The notable shifts in one season in NBA history can be easily explained. The 1979-80 Boston Celtics won 29 to 61 after drafting Larry Bird, who waited a year after being drafted to remain for another season at Indiana State.

David Robinson was drafted by Spurs in 1987 but had to fulfill a naval commitment for the next two years, becoming a rookie at the age of 24. The score was 56 wins after 21. The most recent example was linked to the same franchise, with Tottenham taking Tim Duncan in the 1997 draft after a disastrous year with Robinson out with injuries.

Duncan interferes with the still stellar Robinson and returns from repair and a 36-win turnaround ensues.

They are all shortlisted for the game’s greatest players, and they all won Rookie of the Year, but these situations are often the exception rather than the rule.

The year Kidd tied for the award, he shared it with Grant Hill in 1995. The Pistons won 28 games – an eight-game improvement over the previous year over Kidd, who led 23 wins from 13 in 1994.

Regardless of who won the award at the time, it was clear that Hill was coming. So was Cunningham.

The one thing that kept him from being the best player on the ground against a desperate Brooklyn Nets was that Kevin Durant pulls off a masterpiece of 41 points, Cunningham offsets 34 points, and six assists that made Durant sing his praises for the second time this season. .

Two days later, Cunningham was the key player in the 102-95 win over Philadelphia 76ers with another 27 points and six assists—helping hold on 37 points and 15 rebounding forces of destruction from Joel Embiid.

The Nets were holding on to positioning play as the 76s entered the evening very close to the second seed in the East – a win that meant so much more to them than the Pistons clearly positioned for what they hope will be their final year in the lottery for the foreseeable future.

Two games, of course, are not an issue. But Cunningham’s second run with the NBA contest appears to have predicted what kind of future he would have: 18.9 points, 5.8 rebounds, 5.1 assists since Jan.

Philadelphia coach Doc Rivers warned his players Cunningham isn’t the same player he saw in his third professional game, when he hit only 4 of 17 shots, working his way up to 18 points, 10 rebounds.

“Just watching him in a Brooklyn game, he was in control. Patience, confidence, confidence in his shot,” Rivers said. “Most importantly, you see it in the other players. You have to separate yourself if you want to be cool, like when you’re young you can’t come in and blend in, so why do you guys go after it? As you know, and early he did not separate himself. Now it’s clear.”
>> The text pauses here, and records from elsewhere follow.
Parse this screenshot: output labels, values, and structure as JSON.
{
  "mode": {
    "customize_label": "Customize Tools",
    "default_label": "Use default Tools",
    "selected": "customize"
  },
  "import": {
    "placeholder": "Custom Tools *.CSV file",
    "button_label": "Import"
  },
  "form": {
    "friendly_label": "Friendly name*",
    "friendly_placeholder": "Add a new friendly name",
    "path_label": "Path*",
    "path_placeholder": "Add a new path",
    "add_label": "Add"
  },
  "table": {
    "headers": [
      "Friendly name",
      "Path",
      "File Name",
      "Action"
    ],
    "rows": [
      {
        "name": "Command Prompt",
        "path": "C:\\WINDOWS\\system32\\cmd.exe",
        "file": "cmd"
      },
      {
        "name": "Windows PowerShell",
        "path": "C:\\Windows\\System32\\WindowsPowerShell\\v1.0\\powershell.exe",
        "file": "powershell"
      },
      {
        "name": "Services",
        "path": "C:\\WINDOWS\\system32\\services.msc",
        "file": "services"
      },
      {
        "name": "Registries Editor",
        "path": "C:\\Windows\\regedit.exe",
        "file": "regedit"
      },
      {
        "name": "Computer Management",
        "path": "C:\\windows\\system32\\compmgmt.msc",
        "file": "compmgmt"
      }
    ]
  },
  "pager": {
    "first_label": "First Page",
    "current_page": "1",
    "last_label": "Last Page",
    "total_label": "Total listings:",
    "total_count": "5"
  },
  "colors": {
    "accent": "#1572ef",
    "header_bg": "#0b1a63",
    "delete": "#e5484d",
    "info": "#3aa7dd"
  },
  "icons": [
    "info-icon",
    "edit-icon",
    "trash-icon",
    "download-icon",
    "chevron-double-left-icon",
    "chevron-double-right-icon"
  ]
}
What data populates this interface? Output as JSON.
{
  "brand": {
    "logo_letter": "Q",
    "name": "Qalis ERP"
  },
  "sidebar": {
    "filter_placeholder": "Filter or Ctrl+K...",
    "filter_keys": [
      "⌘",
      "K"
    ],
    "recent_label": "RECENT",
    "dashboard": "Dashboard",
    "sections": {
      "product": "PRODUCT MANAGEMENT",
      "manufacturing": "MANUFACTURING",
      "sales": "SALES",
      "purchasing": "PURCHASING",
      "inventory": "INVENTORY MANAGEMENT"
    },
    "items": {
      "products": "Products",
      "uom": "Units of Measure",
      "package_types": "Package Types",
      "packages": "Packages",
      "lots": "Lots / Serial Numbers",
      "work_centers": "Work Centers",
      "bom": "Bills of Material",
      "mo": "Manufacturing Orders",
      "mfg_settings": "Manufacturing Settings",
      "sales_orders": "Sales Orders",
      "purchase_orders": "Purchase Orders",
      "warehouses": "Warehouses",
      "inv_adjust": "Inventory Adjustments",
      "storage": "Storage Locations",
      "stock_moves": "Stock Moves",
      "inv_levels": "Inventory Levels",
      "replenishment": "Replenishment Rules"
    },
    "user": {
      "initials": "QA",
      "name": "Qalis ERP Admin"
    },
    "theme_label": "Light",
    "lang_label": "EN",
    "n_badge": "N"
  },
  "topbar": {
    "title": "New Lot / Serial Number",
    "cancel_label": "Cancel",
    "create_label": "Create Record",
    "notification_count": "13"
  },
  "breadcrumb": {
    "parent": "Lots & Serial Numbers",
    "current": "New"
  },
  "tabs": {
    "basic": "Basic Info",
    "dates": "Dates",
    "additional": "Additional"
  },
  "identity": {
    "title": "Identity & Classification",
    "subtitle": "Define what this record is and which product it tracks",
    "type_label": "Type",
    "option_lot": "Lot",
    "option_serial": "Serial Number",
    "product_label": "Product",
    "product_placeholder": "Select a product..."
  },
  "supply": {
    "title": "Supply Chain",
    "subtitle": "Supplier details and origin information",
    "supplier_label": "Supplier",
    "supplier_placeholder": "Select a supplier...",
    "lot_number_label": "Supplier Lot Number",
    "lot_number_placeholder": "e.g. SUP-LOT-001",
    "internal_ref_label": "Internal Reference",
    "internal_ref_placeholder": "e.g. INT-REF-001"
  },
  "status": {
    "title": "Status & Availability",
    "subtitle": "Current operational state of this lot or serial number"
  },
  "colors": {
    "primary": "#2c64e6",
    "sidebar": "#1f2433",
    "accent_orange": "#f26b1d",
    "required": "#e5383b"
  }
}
Slightly built, his strength is a more subtle magnetism, more competitive fire in selective moments than a blazing inferno for 48. When it explodes, it can catch teammates off guard, but lights up the arena – suggesting a sense of timing that goes beyond just playing, or even playing Basketball winning.

The fluidity in his game hides how he reads, how he moves and what he feels. He understands the importance of the award while also playing a fitting perspective on a franchise that hasn’t won a playoff game since 2008 – the last time they were a mainstay post-season.

“I think my teammates are kind of looking at this race a little bit as well,” he said. “I’m not too concerned about this race, as far as you know, getting the building blocks, getting the right foundation for next year for the Pistons. But I’m going to keep working. I think I deserve the award. But at the end of the day, it’s a prize.”